One of the greatest challenges with sizing any part of the consulting industry is that “consulting” means different things to different people. Over the last 12 years, Source has adopted a consistent definition, and this underpins all our published material about the consulting industry. It includes traditional management consulting services (strategy, HR & change, operational improvement, risk & regulatory work, and technology consulting), but does not include systems development and integration, and outsourcing services.


Our model also focuses on what we call "big consulting", work done by consulting firms with more than 50 consultants typically for clients with a turnover in excess of $500m.

About Source Global Research

Source Global Research is the leading provider of research about the professional services market. Founded in 2007, we serve the world's leading professional services firms and their clients with expert analysis, data, and insights. Firms come to us because they know we offer transparency in a notoriously opaque market. We provide direction and evidence about changes in the marketplace, helping firms cut through what can sometimes be intractable discussions around future direction by being objective and honest.

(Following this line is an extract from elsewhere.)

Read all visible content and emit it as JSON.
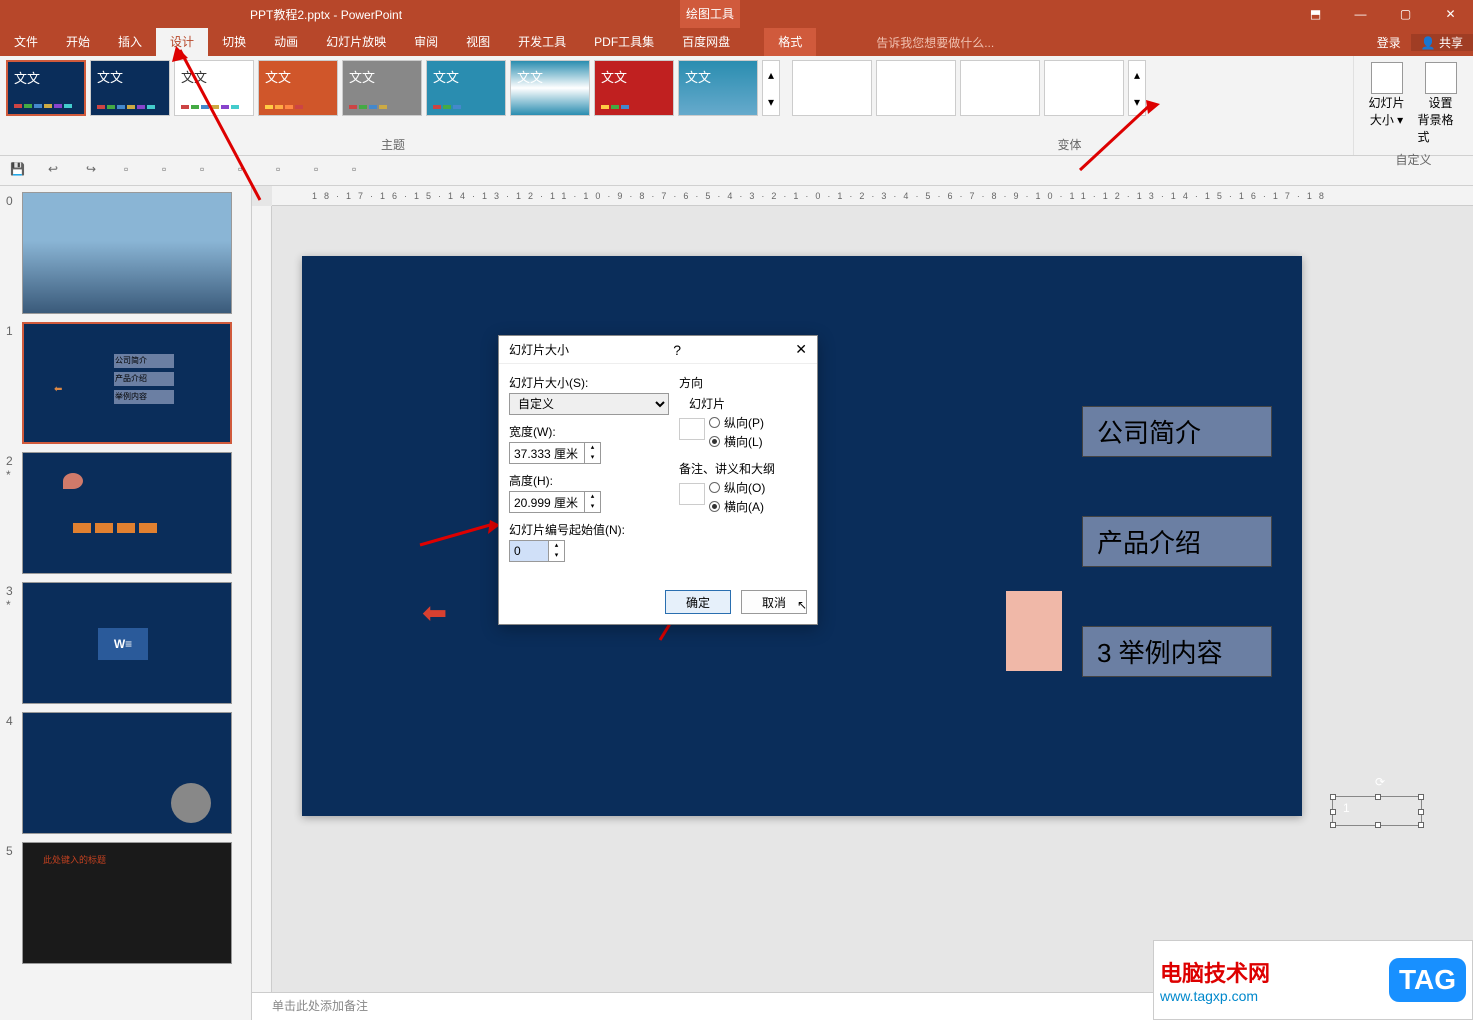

Data sits at the heart of what we do, and our model of the professional services market is the largest and most sophisticated in the world. Data in the model comes from extensive desk research, and interviews with over a thousand senior partners from around the world. It feeds into our customers' business strategies and helps them prepare for the future. We also place a strong emphasis on the views of clients of professional services firms (we conduct some of the largest interviews on this sector in the world) and listen to what clients need, and how their views are changing in the marketplace.

Please note that, because we work with such a wide range of firms, we take confidentiality very seriously. Our ongoing research programme, including interviews, and customised project work with individual firms, gives us an extensive foundation of knowledge and allows us to work on some of the most confidential issues these firms have.

Our independence and knowledge of the professional services industry means that we're trusted to set our work within the wider market context, helping firms make the most of the opportunities on offer. Our customers would tell you that we have a strong commitment to doing the very best for every firm we work with, and are thoughtful, friendly, and easy to work with.

Please help us to help you: We've only been able to pull this forecast together so quickly because of the input of the hundreds of firms from all over the world who responded to our initial survey. Please help us by sending us your updates week by week, by following this survey link. Every single one of these responses helps us improve our forecasting.